▶ _YOUR OBJECTIVE_:
Work through the data below line by line and say how many lines hold "service"; give only the number.

SUPPLIED MATERIAL START

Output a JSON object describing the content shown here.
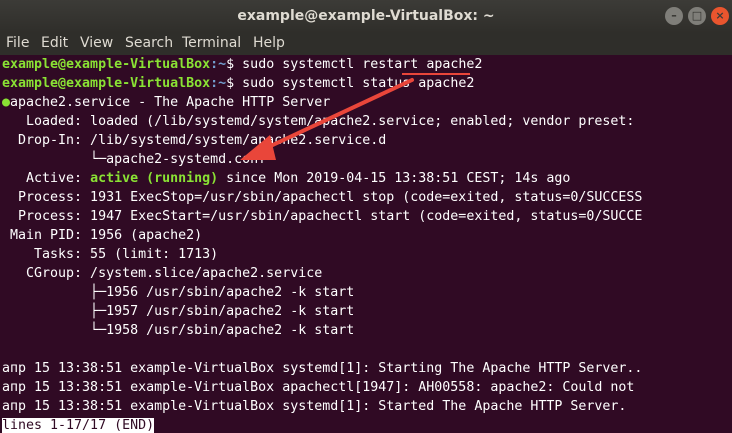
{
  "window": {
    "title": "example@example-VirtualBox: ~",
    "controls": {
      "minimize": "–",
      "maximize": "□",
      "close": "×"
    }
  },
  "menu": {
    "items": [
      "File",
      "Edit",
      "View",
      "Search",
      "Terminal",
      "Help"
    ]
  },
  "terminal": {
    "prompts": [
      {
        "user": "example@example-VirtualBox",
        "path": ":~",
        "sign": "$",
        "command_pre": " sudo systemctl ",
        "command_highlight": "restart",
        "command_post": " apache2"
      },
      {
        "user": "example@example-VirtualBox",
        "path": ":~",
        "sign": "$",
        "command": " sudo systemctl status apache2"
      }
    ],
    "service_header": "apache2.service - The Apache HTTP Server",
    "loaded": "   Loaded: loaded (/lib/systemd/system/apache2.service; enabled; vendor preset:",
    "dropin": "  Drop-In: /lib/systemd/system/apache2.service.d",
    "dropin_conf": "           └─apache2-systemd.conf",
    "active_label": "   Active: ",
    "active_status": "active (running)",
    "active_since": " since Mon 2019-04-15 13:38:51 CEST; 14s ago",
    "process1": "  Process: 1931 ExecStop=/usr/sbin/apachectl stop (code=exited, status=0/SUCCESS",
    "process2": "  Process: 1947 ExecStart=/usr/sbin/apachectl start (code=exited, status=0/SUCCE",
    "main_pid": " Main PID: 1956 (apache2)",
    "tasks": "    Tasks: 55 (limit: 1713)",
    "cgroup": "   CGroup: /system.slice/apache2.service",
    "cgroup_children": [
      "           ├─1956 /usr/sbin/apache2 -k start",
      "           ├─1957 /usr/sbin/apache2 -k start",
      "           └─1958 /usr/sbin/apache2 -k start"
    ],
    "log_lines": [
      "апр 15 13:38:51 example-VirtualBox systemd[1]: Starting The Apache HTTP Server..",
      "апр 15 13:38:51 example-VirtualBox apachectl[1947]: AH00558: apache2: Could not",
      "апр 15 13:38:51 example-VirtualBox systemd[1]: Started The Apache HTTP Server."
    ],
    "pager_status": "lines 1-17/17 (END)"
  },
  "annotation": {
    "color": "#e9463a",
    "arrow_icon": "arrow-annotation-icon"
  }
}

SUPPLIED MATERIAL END
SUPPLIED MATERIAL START

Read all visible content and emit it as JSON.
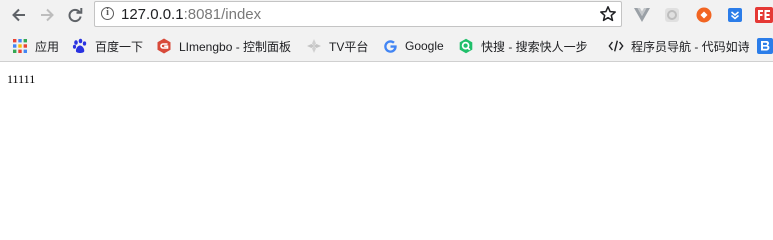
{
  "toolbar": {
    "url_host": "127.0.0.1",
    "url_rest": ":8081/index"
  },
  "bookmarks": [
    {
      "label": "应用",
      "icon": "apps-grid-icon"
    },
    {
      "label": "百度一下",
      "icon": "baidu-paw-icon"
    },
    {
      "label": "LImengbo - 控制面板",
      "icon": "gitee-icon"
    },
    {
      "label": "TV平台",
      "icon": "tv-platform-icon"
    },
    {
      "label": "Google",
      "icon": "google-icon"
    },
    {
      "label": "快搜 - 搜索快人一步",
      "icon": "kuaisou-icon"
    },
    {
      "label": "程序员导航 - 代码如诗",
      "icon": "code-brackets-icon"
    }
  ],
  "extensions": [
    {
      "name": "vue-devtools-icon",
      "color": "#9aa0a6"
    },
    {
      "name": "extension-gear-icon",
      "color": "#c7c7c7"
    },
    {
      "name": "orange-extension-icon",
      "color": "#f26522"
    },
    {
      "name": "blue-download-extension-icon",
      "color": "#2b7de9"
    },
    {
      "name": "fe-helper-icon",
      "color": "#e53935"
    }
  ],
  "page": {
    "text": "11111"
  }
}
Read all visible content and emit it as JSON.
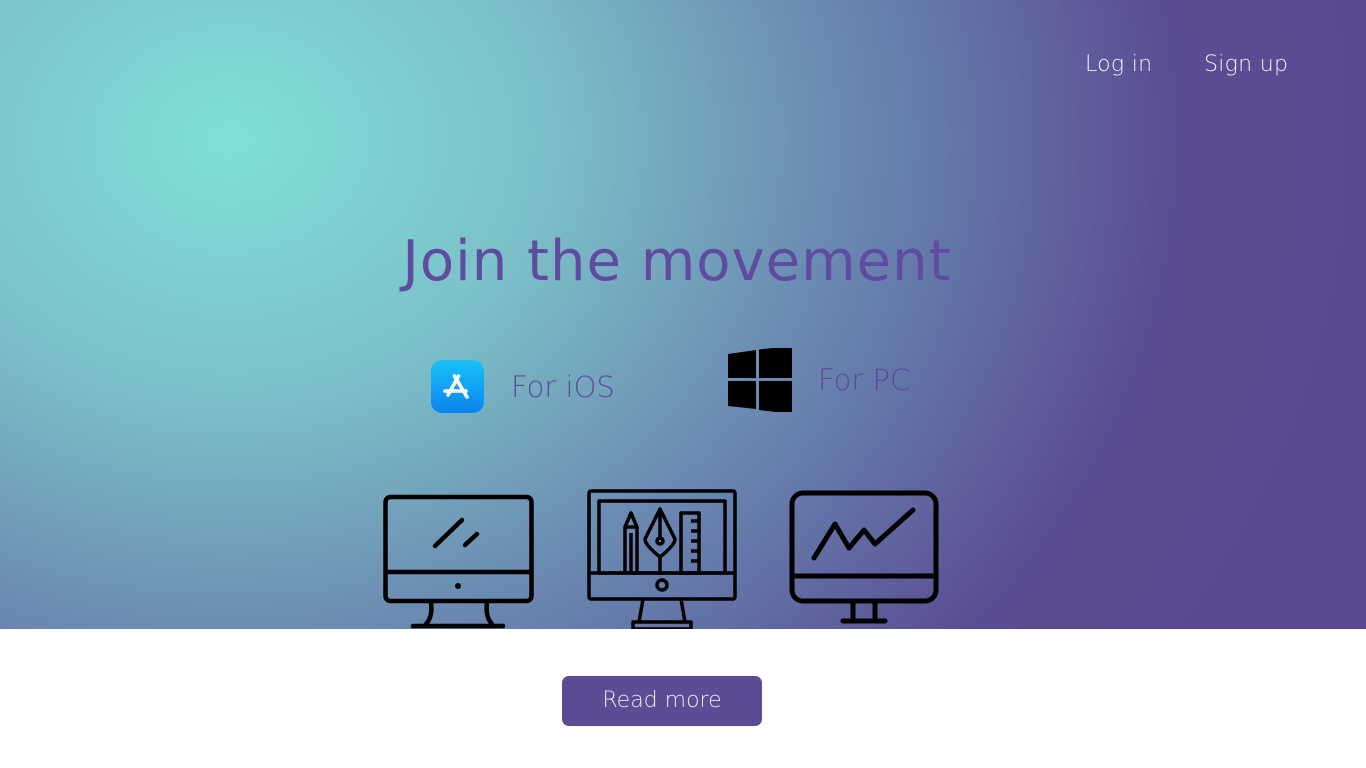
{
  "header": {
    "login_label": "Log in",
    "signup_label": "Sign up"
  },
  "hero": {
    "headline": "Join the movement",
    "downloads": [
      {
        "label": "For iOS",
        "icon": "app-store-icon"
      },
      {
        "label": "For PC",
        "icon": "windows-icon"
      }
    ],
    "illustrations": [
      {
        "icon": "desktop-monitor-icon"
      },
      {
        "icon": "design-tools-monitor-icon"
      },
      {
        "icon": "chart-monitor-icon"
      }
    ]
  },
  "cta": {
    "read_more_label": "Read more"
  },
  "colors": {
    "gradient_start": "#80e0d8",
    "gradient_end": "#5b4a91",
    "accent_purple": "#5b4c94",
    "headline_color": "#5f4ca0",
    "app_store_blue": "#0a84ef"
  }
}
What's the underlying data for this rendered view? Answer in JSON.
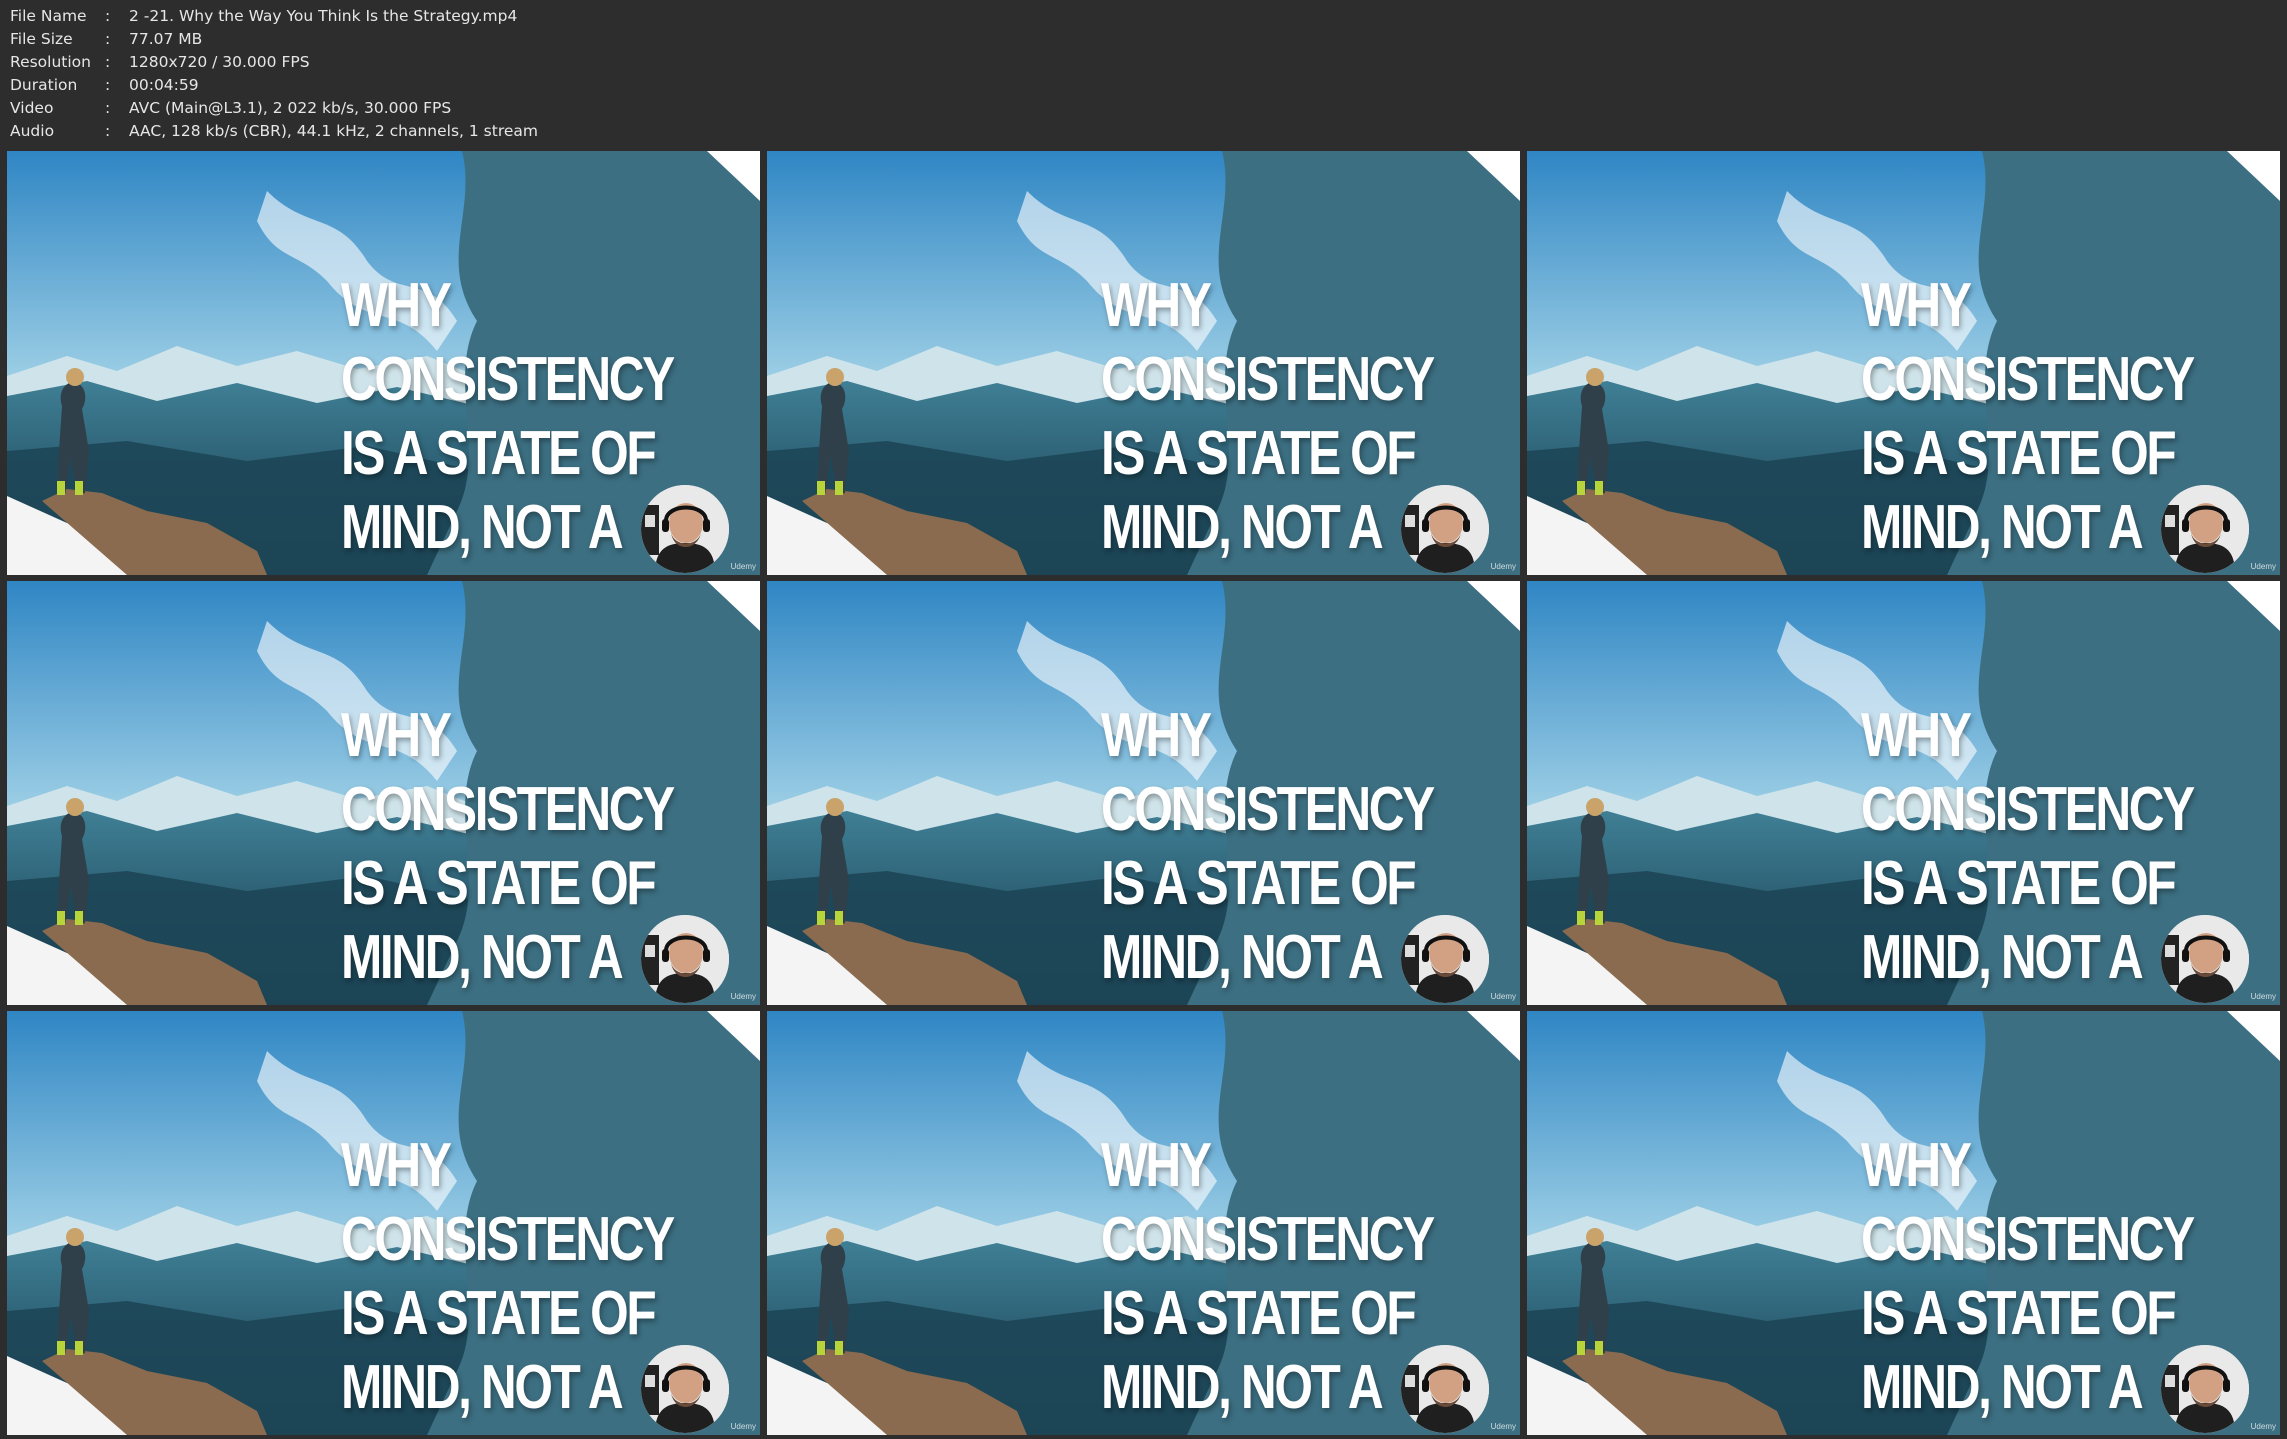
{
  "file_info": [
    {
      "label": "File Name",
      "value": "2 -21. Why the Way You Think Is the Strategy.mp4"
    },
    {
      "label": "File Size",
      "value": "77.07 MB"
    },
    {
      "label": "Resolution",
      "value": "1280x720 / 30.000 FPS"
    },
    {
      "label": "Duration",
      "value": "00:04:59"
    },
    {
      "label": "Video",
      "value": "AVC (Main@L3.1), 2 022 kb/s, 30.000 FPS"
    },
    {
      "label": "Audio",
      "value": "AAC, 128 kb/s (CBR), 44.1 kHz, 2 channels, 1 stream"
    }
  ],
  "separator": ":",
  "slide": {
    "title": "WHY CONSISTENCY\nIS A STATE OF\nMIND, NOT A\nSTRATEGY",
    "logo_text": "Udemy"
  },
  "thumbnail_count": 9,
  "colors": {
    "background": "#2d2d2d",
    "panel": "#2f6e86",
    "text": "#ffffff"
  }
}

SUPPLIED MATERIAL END

▶ _SOLUTION FOR THIS EXERCISE_:
4